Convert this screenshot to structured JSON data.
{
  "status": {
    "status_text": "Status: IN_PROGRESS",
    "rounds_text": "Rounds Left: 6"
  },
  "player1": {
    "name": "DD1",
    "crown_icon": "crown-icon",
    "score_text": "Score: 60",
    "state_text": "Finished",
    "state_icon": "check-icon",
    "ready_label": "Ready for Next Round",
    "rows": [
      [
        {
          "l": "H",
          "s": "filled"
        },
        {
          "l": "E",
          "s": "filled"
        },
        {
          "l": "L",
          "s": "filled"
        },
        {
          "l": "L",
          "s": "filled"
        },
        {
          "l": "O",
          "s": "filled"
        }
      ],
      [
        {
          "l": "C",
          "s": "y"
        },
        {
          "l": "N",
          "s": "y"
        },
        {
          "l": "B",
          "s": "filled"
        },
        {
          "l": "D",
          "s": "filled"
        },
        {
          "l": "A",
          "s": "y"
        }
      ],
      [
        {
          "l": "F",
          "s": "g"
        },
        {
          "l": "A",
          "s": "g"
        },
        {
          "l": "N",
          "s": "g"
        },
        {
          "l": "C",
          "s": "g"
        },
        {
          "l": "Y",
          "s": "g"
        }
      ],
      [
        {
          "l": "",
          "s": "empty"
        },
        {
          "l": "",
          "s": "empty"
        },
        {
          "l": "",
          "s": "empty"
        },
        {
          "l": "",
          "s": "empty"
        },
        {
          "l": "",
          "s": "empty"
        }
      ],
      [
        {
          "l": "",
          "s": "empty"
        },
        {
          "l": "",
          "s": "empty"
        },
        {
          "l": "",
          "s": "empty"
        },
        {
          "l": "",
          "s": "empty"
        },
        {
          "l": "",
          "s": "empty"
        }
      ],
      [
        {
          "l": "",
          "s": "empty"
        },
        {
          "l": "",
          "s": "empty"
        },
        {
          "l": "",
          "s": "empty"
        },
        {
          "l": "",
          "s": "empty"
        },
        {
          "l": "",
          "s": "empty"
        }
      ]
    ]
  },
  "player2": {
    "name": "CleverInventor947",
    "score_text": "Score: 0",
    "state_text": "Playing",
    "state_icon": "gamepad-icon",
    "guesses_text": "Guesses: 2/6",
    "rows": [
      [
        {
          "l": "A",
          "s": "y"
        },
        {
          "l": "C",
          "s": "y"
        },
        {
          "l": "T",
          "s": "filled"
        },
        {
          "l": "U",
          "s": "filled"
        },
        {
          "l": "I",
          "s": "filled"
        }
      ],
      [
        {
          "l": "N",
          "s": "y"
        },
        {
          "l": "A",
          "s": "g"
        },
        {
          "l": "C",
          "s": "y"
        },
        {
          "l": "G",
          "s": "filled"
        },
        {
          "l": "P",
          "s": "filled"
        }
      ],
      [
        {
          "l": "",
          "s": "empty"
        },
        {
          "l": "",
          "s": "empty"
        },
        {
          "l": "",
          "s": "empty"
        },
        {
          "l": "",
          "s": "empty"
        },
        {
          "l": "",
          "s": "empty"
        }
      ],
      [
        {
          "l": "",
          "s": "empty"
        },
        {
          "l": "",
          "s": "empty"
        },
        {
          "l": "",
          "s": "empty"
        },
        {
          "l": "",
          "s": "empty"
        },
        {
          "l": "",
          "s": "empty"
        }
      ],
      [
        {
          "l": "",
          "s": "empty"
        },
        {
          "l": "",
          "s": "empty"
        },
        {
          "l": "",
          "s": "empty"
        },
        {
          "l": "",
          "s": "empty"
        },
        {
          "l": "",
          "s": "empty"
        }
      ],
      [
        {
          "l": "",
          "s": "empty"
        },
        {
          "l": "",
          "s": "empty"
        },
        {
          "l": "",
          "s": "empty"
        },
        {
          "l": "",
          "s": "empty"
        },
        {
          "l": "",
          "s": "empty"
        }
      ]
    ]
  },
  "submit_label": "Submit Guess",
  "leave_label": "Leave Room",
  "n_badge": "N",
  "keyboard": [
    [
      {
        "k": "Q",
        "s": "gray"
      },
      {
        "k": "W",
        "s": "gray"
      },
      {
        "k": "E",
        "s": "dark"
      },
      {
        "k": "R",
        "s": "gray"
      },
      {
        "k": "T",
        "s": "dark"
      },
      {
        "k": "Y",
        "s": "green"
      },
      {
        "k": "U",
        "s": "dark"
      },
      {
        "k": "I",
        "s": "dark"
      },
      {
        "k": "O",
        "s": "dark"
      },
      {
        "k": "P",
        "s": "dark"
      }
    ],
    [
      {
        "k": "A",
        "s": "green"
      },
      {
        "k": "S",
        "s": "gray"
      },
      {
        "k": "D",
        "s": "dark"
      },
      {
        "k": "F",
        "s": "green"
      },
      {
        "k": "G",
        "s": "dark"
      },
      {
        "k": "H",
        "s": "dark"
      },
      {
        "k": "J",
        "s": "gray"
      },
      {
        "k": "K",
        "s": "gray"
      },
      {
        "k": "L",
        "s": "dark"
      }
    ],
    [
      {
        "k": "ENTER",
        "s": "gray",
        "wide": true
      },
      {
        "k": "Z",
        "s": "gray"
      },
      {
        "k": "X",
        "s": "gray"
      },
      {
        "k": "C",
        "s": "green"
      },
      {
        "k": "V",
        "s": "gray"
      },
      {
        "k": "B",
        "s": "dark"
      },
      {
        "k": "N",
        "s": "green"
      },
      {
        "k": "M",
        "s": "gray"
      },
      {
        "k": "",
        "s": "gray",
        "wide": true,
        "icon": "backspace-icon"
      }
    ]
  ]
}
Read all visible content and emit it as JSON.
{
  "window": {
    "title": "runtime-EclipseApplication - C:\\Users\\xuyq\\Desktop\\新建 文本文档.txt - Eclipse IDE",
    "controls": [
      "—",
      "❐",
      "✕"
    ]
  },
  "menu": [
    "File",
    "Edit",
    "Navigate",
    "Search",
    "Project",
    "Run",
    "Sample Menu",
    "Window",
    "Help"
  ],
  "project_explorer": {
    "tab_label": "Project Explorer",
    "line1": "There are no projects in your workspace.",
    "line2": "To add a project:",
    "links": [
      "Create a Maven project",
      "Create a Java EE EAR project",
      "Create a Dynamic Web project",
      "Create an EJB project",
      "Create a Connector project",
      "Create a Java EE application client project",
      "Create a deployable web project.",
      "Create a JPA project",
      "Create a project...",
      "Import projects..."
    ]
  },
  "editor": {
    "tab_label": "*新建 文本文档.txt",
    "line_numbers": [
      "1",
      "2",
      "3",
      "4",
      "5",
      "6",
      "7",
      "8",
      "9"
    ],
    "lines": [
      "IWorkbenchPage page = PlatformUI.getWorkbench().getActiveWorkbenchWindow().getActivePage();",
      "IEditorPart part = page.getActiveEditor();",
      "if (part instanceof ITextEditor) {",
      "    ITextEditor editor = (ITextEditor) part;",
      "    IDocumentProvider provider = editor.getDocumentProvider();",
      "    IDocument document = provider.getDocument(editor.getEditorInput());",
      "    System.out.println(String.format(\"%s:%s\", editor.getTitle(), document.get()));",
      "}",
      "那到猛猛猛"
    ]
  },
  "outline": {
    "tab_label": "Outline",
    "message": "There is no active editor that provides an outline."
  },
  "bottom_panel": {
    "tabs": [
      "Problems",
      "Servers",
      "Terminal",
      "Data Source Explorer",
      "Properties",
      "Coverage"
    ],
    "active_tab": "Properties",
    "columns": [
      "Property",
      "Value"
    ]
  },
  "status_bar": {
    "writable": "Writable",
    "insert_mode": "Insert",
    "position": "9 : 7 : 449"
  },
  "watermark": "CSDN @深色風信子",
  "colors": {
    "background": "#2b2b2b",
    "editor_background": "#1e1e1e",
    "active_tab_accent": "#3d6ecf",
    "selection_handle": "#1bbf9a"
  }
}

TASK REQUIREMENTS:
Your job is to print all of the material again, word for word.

OUTPUT:
Convert this screenshot to structured JSON data.
{
  "status": {
    "status_text": "Status: IN_PROGRESS",
    "rounds_text": "Rounds Left: 6"
  },
  "player1": {
    "name": "DD1",
    "crown_icon": "crown-icon",
    "score_text": "Score: 60",
    "state_text": "Finished",
    "state_icon": "check-icon",
    "ready_label": "Ready for Next Round",
    "rows": [
      [
        {
          "l": "H",
          "s": "filled"
        },
        {
          "l": "E",
          "s": "filled"
        },
        {
          "l": "L",
          "s": "filled"
        },
        {
          "l": "L",
          "s": "filled"
        },
        {
          "l": "O",
          "s": "filled"
        }
      ],
      [
        {
          "l": "C",
          "s": "y"
        },
        {
          "l": "N",
          "s": "y"
        },
        {
          "l": "B",
          "s": "filled"
        },
        {
          "l": "D",
          "s": "filled"
        },
        {
          "l": "A",
          "s": "y"
        }
      ],
      [
        {
          "l": "F",
          "s": "g"
        },
        {
          "l": "A",
          "s": "g"
        },
        {
          "l": "N",
          "s": "g"
        },
        {
          "l": "C",
          "s": "g"
        },
        {
          "l": "Y",
          "s": "g"
        }
      ],
      [
        {
          "l": "",
          "s": "empty"
        },
        {
          "l": "",
          "s": "empty"
        },
        {
          "l": "",
          "s": "empty"
        },
        {
          "l": "",
          "s": "empty"
        },
        {
          "l": "",
          "s": "empty"
        }
      ],
      [
        {
          "l": "",
          "s": "empty"
        },
        {
          "l": "",
          "s": "empty"
        },
        {
          "l": "",
          "s": "empty"
        },
        {
          "l": "",
          "s": "empty"
        },
        {
          "l": "",
          "s": "empty"
        }
      ],
      [
        {
          "l": "",
          "s": "empty"
        },
        {
          "l": "",
          "s": "empty"
        },
        {
          "l": "",
          "s": "empty"
        },
        {
          "l": "",
          "s": "empty"
        },
        {
          "l": "",
          "s": "empty"
        }
      ]
    ]
  },
  "player2": {
    "name": "CleverInventor947",
    "score_text": "Score: 0",
    "state_text": "Playing",
    "state_icon": "gamepad-icon",
    "guesses_text": "Guesses: 2/6",
    "rows": [
      [
        {
          "l": "A",
          "s": "y"
        },
        {
          "l": "C",
          "s": "y"
        },
        {
          "l": "T",
          "s": "filled"
        },
        {
          "l": "U",
          "s": "filled"
        },
        {
          "l": "I",
          "s": "filled"
        }
      ],
      [
        {
          "l": "N",
          "s": "y"
        },
        {
          "l": "A",
          "s": "g"
        },
        {
          "l": "C",
          "s": "y"
        },
        {
          "l": "G",
          "s": "filled"
        },
        {
          "l": "P",
          "s": "filled"
        }
      ],
      [
        {
          "l": "",
          "s": "empty"
        },
        {
          "l": "",
          "s": "empty"
        },
        {
          "l": "",
          "s": "empty"
        },
        {
          "l": "",
          "s": "empty"
        },
        {
          "l": "",
          "s": "empty"
        }
      ],
      [
        {
          "l": "",
          "s": "empty"
        },
        {
          "l": "",
          "s": "empty"
        },
        {
          "l": "",
          "s": "empty"
        },
        {
          "l": "",
          "s": "empty"
        },
        {
          "l": "",
          "s": "empty"
        }
      ],
      [
        {
          "l": "",
          "s": "empty"
        },
        {
          "l": "",
          "s": "empty"
        },
        {
          "l": "",
          "s": "empty"
        },
        {
          "l": "",
          "s": "empty"
        },
        {
          "l": "",
          "s": "empty"
        }
      ],
      [
        {
          "l": "",
          "s": "empty"
        },
        {
          "l": "",
          "s": "empty"
        },
        {
          "l": "",
          "s": "empty"
        },
        {
          "l": "",
          "s": "empty"
        },
        {
          "l": "",
          "s": "empty"
        }
      ]
    ]
  },
  "submit_label": "Submit Guess",
  "leave_label": "Leave Room",
  "n_badge": "N",
  "keyboard": [
    [
      {
        "k": "Q",
        "s": "gray"
      },
      {
        "k": "W",
        "s": "gray"
      },
      {
        "k": "E",
        "s": "dark"
      },
      {
        "k": "R",
        "s": "gray"
      },
      {
        "k": "T",
        "s": "dark"
      },
      {
        "k": "Y",
        "s": "green"
      },
      {
        "k": "U",
        "s": "dark"
      },
      {
        "k": "I",
        "s": "dark"
      },
      {
        "k": "O",
        "s": "dark"
      },
      {
        "k": "P",
        "s": "dark"
      }
    ],
    [
      {
        "k": "A",
        "s": "green"
      },
      {
        "k": "S",
        "s": "gray"
      },
      {
        "k": "D",
        "s": "dark"
      },
      {
        "k": "F",
        "s": "green"
      },
      {
        "k": "G",
        "s": "dark"
      },
      {
        "k": "H",
        "s": "dark"
      },
      {
        "k": "J",
        "s": "gray"
      },
      {
        "k": "K",
        "s": "gray"
      },
      {
        "k": "L",
        "s": "dark"
      }
    ],
    [
      {
        "k": "ENTER",
        "s": "gray",
        "wide": true
      },
      {
        "k": "Z",
        "s": "gray"
      },
      {
        "k": "X",
        "s": "gray"
      },
      {
        "k": "C",
        "s": "green"
      },
      {
        "k": "V",
        "s": "gray"
      },
      {
        "k": "B",
        "s": "dark"
      },
      {
        "k": "N",
        "s": "green"
      },
      {
        "k": "M",
        "s": "gray"
      },
      {
        "k": "",
        "s": "gray",
        "wide": true,
        "icon": "backspace-icon"
      }
    ]
  ]
}
Read all visible content and emit it as JSON.
{
  "window": {
    "title": "runtime-EclipseApplication - C:\\Users\\xuyq\\Desktop\\新建 文本文档.txt - Eclipse IDE",
    "controls": [
      "—",
      "❐",
      "✕"
    ]
  },
  "menu": [
    "File",
    "Edit",
    "Navigate",
    "Search",
    "Project",
    "Run",
    "Sample Menu",
    "Window",
    "Help"
  ],
  "project_explorer": {
    "tab_label": "Project Explorer",
    "line1": "There are no projects in your workspace.",
    "line2": "To add a project:",
    "links": [
      "Create a Maven project",
      "Create a Java EE EAR project",
      "Create a Dynamic Web project",
      "Create an EJB project",
      "Create a Connector project",
      "Create a Java EE application client project",
      "Create a deployable web project.",
      "Create a JPA project",
      "Create a project...",
      "Import projects..."
    ]
  },
  "editor": {
    "tab_label": "*新建 文本文档.txt",
    "line_numbers": [
      "1",
      "2",
      "3",
      "4",
      "5",
      "6",
      "7",
      "8",
      "9"
    ],
    "lines": [
      "IWorkbenchPage page = PlatformUI.getWorkbench().getActiveWorkbenchWindow().getActivePage();",
      "IEditorPart part = page.getActiveEditor();",
      "if (part instanceof ITextEditor) {",
      "    ITextEditor editor = (ITextEditor) part;",
      "    IDocumentProvider provider = editor.getDocumentProvider();",
      "    IDocument document = provider.getDocument(editor.getEditorInput());",
      "    System.out.println(String.format(\"%s:%s\", editor.getTitle(), document.get()));",
      "}",
      "那到猛猛猛"
    ]
  },
  "outline": {
    "tab_label": "Outline",
    "message": "There is no active editor that provides an outline."
  },
  "bottom_panel": {
    "tabs": [
      "Problems",
      "Servers",
      "Terminal",
      "Data Source Explorer",
      "Properties",
      "Coverage"
    ],
    "active_tab": "Properties",
    "columns": [
      "Property",
      "Value"
    ]
  },
  "status_bar": {
    "writable": "Writable",
    "insert_mode": "Insert",
    "position": "9 : 7 : 449"
  },
  "watermark": "CSDN @深色風信子",
  "colors": {
    "background": "#2b2b2b",
    "editor_background": "#1e1e1e",
    "active_tab_accent": "#3d6ecf",
    "selection_handle": "#1bbf9a"
  }
}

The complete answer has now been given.